Coffee is one of the most popular drinks in the world due to its’ caffeine content. Moderate caffeine consumption is currently being studied due to its’ potential impact on cognition, the aging process, and some cancers. In our field of Physical Therapy, caffeine has long been known as a performance enhancer based on its’ ability to improve focus, time to exhaustion, and intensity among endurance athletes. Recently, coffee’s impact on strength training performance has been studied with promising results.
Richardson and colleagues studied male participants with a history of strength training to determine the impact of caffeine ingestion on strength performance (J Strength Cond Res. 2016). The men completed squat and bench press reps to failure at 60% of their 1 repetition maximum weight under both caffeinated and decaffeinated conditions.
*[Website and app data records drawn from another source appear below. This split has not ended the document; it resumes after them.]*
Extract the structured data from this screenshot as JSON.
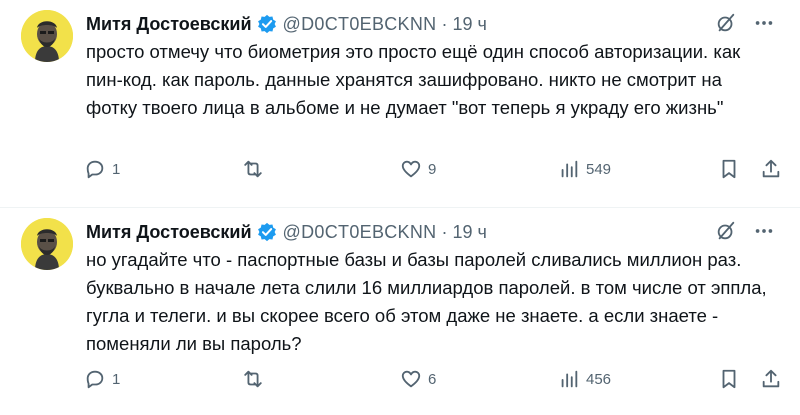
{
  "colors": {
    "verified": "#1d9bf0",
    "avatar_bg": "#f2e14a",
    "muted": "#536471",
    "text": "#0f1419"
  },
  "tweets": [
    {
      "name": "Митя Достоевский",
      "handle": "@D0CT0EBCKNN",
      "dot": "·",
      "time": "19 ч",
      "text": "просто отмечу что биометрия это просто ещё один способ авторизации. как пин-код. как пароль. данные хранятся зашифровано. никто не смотрит на фотку твоего лица в альбоме и не думает \"вот теперь я украду его жизнь\"",
      "replies": "1",
      "retweets": "",
      "likes": "9",
      "views": "549",
      "icons": [
        "grok-icon",
        "more-icon",
        "reply-icon",
        "retweet-icon",
        "like-icon",
        "views-icon",
        "bookmark-icon",
        "share-icon"
      ]
    },
    {
      "name": "Митя Достоевский",
      "handle": "@D0CT0EBCKNN",
      "dot": "·",
      "time": "19 ч",
      "text": "но угадайте что - паспортные базы и базы паролей сливались миллион раз. буквально в начале лета слили 16 миллиардов паролей. в том числе от эппла, гугла и телеги. и вы скорее всего об этом даже не знаете. а если знаете - поменяли ли вы пароль?",
      "replies": "1",
      "retweets": "",
      "likes": "6",
      "views": "456",
      "icons": [
        "grok-icon",
        "more-icon",
        "reply-icon",
        "retweet-icon",
        "like-icon",
        "views-icon",
        "bookmark-icon",
        "share-icon"
      ]
    }
  ]
}
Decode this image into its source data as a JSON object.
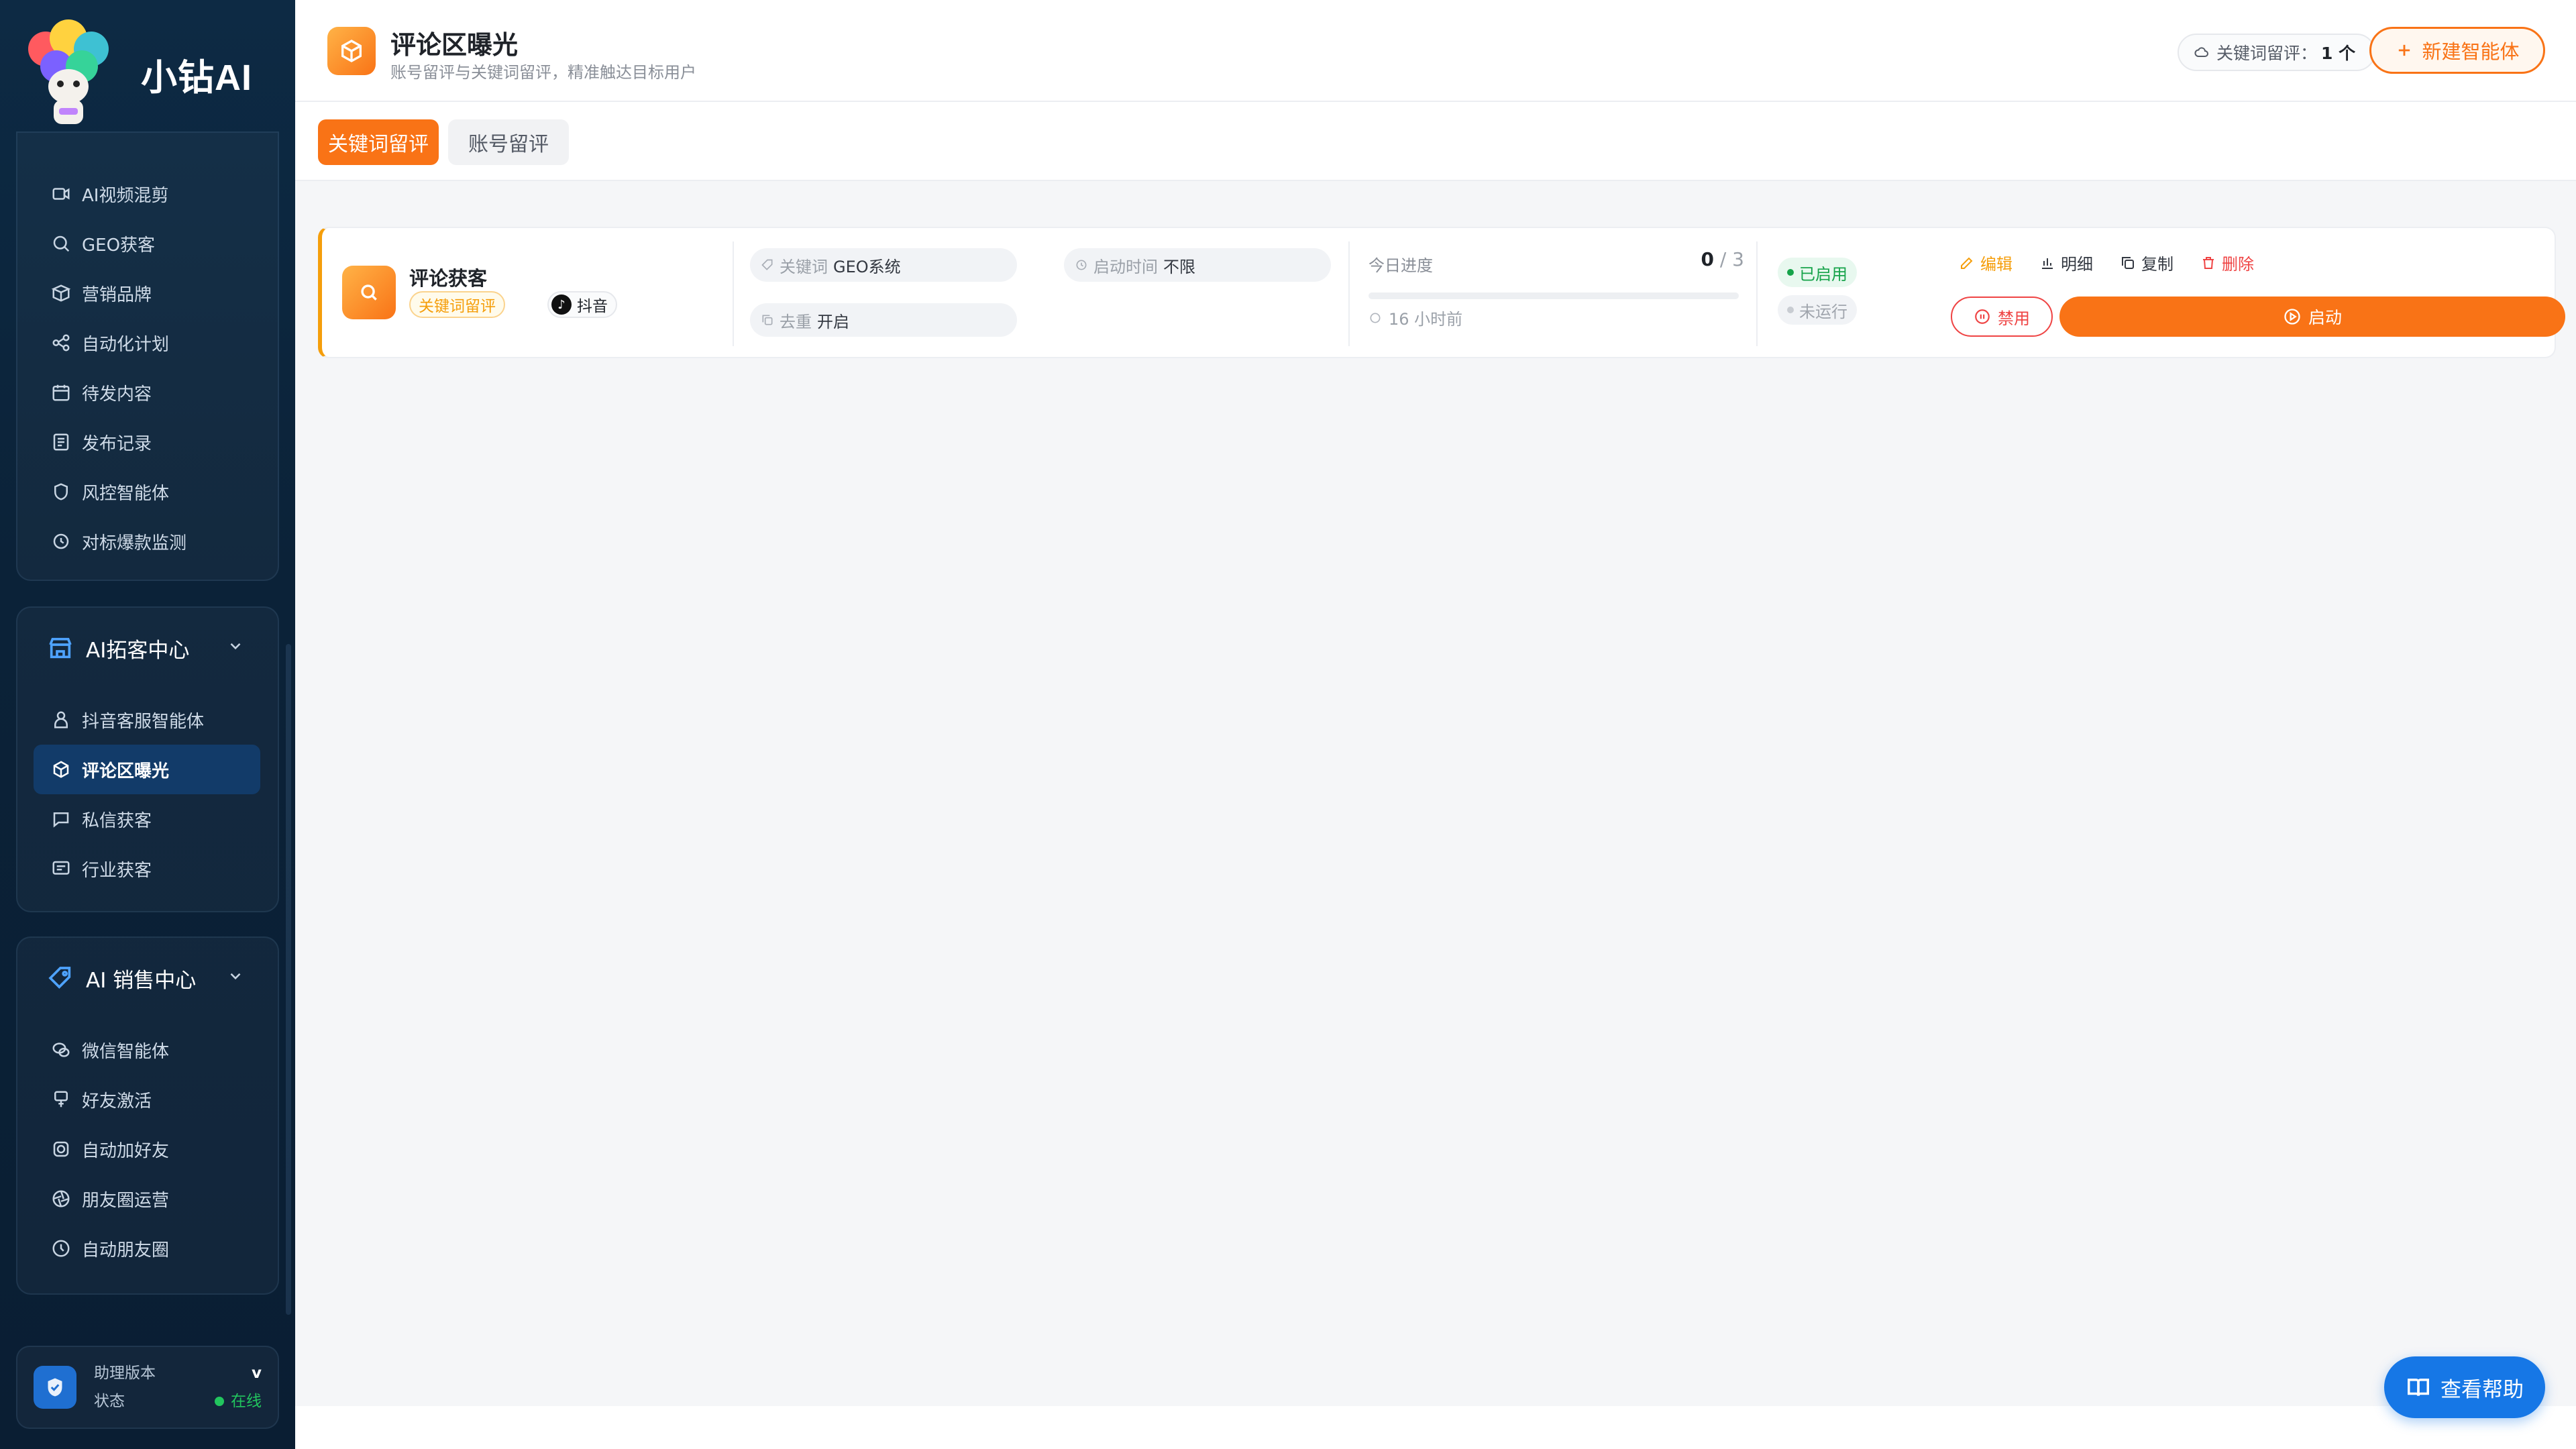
{
  "brand": {
    "name": "小钻AI"
  },
  "sidebar": {
    "top_items": [
      {
        "label": "AI视频混剪",
        "icon": "video-icon"
      },
      {
        "label": "GEO获客",
        "icon": "search-icon"
      },
      {
        "label": "营销品牌",
        "icon": "box-icon"
      },
      {
        "label": "自动化计划",
        "icon": "share-icon"
      },
      {
        "label": "待发内容",
        "icon": "calendar-icon"
      },
      {
        "label": "发布记录",
        "icon": "list-icon"
      },
      {
        "label": "风控智能体",
        "icon": "shield-icon"
      },
      {
        "label": "对标爆款监测",
        "icon": "monitor-icon"
      }
    ],
    "group_acquire": {
      "title": "AI拓客中心",
      "items": [
        {
          "label": "抖音客服智能体",
          "icon": "agent-icon"
        },
        {
          "label": "评论区曝光",
          "icon": "cube-icon"
        },
        {
          "label": "私信获客",
          "icon": "message-icon"
        },
        {
          "label": "行业获客",
          "icon": "chat-icon"
        }
      ]
    },
    "group_sales": {
      "title": "AI 销售中心",
      "items": [
        {
          "label": "微信智能体",
          "icon": "wechat-icon"
        },
        {
          "label": "好友激活",
          "icon": "flag-icon"
        },
        {
          "label": "自动加好友",
          "icon": "add-user-icon"
        },
        {
          "label": "朋友圈运营",
          "icon": "aperture-icon"
        },
        {
          "label": "自动朋友圈",
          "icon": "clock-icon"
        }
      ]
    },
    "status": {
      "title": "助理版本",
      "label": "状态",
      "version": "v",
      "online": "在线"
    }
  },
  "header": {
    "title": "评论区曝光",
    "subtitle": "账号留评与关键词留评，精准触达目标用户",
    "keyword_chip_label": "关键词留评：",
    "keyword_chip_count": "1 个",
    "new_button": "新建智能体"
  },
  "tabs": [
    {
      "label": "关键词留评",
      "active": true
    },
    {
      "label": "账号留评",
      "active": false
    }
  ],
  "agent": {
    "name": "评论获客",
    "tag": "关键词留评",
    "platform": "抖音",
    "keyword_label": "关键词",
    "keyword_value": "GEO系统",
    "start_time_label": "启动时间",
    "start_time_value": "不限",
    "dedupe_label": "去重",
    "dedupe_value": "开启",
    "progress_label": "今日进度",
    "progress_done": "0",
    "progress_total": "/ 3",
    "progress_fraction": 0,
    "last_run": "16 小时前",
    "status_enabled": "已启用",
    "status_running": "未运行",
    "actions": {
      "edit": "编辑",
      "detail": "明细",
      "copy": "复制",
      "delete": "删除"
    },
    "disable_button": "禁用",
    "start_button": "启动"
  },
  "help_button": "查看帮助",
  "colors": {
    "accent": "#f97316",
    "sidebar_bg": "#0b2238",
    "help": "#1677e6",
    "success": "#16a34a",
    "danger": "#ef4444"
  }
}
As expected, the men were able to lift more total weight after ingesting the caffeinated drinks. These results did not hold up over longer weight training sessions with multiple bouts of exercise. The authors suggested caffeine’s effects may be due to improvements in voluntary contraction of muscles, improved nerve to muscle communication, improved muscle circulation, and reduced inhibition and pain processing from the brain.